━━ Supplied data ━━

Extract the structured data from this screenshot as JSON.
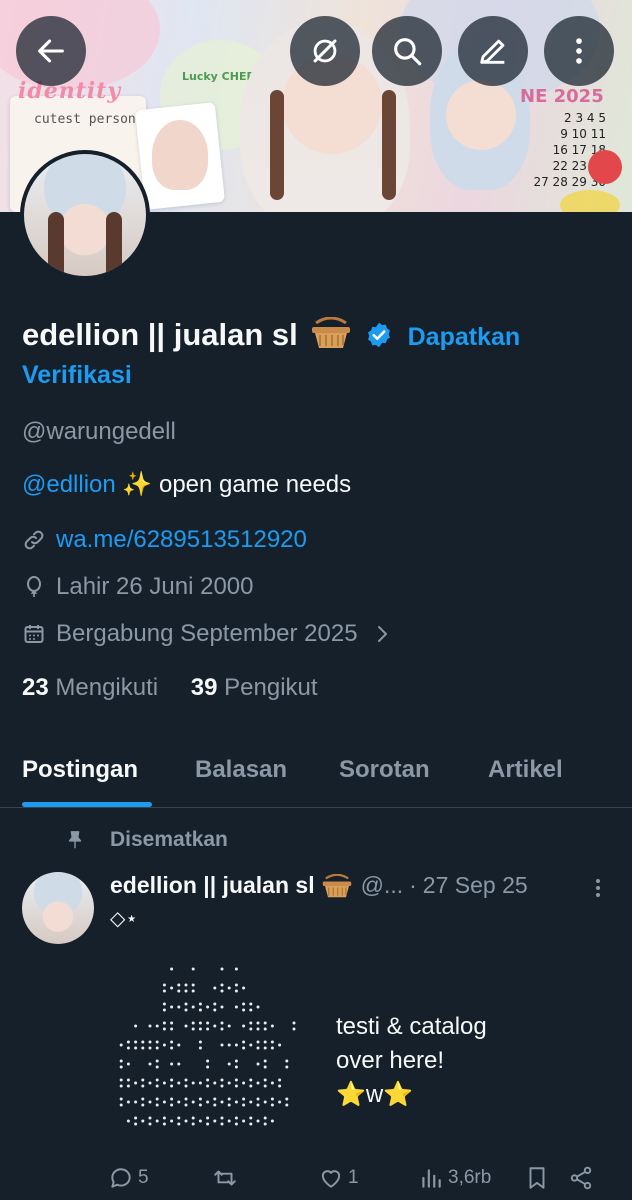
{
  "banner": {
    "identity": "identity",
    "cutest": "cutest person",
    "lucky": "Lucky CHERS",
    "month": "NE 2025",
    "calendar": [
      "2  3  4  5",
      "9 10 11",
      "16 17 18",
      "22 23 24",
      "27 28 29 30"
    ]
  },
  "header": {
    "back_icon": "arrow-left-icon",
    "grok_icon": "grok-icon",
    "search_icon": "search-icon",
    "edit_icon": "edit-icon",
    "more_icon": "more-vertical-icon"
  },
  "profile": {
    "display_name": "edellion || jualan sl",
    "name_emoji": "basket-emoji",
    "verify_prompt_1": "Dapatkan",
    "verify_prompt_2": "Verifikasi",
    "handle": "@warungedell",
    "bio_mention": "@edllion",
    "bio_sparkle": "✨",
    "bio_text": "open game needs",
    "website": "wa.me/6289513512920",
    "birth": "Lahir 26 Juni 2000",
    "joined": "Bergabung September 2025",
    "following_count": "23",
    "following_label": "Mengikuti",
    "followers_count": "39",
    "followers_label": "Pengikut"
  },
  "tabs": [
    {
      "label": "Postingan",
      "active": true
    },
    {
      "label": "Balasan",
      "active": false
    },
    {
      "label": "Sorotan",
      "active": false
    },
    {
      "label": "Artikel",
      "active": false
    }
  ],
  "post": {
    "pinned_label": "Disematkan",
    "author_name": "edellion || jualan sl",
    "author_handle": "@...",
    "dot": "·",
    "date": "27 Sep 25",
    "first_line": "◇⋆",
    "text_lines": [
      "testi & catalog",
      "over here!",
      "⭐w⭐"
    ],
    "replies": "5",
    "retweets": "",
    "likes": "1",
    "views": "3,6rb"
  },
  "colors": {
    "background": "#15202b",
    "accent": "#1d9bf0",
    "muted": "#8b98a5",
    "text": "#f7f9f9"
  }
}
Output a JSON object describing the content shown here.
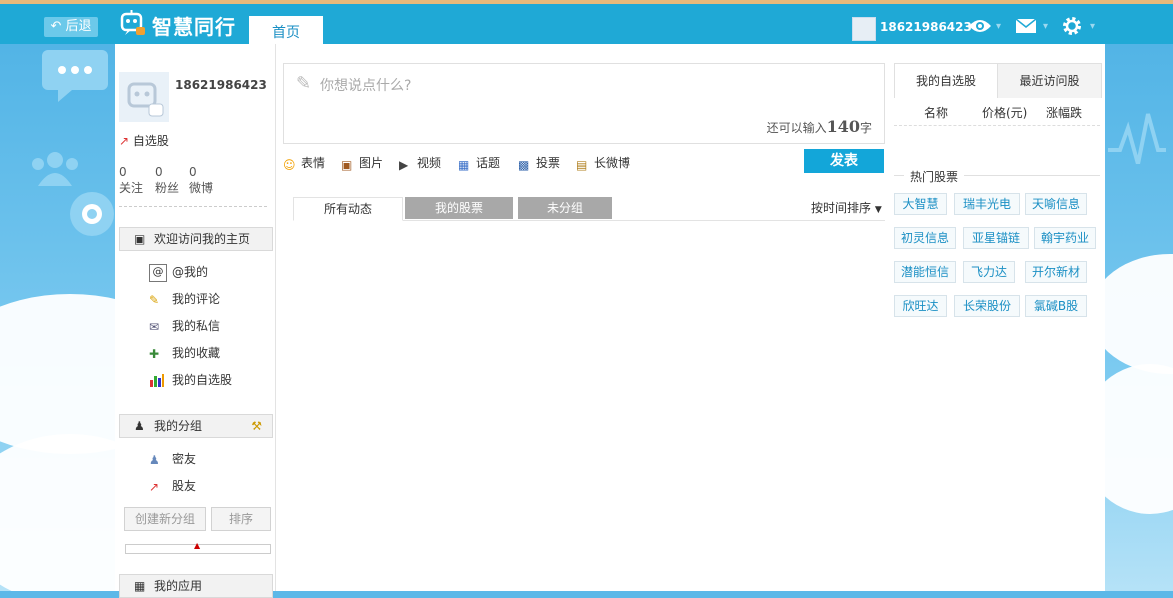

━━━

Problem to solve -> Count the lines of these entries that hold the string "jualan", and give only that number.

Exercise answer -> 2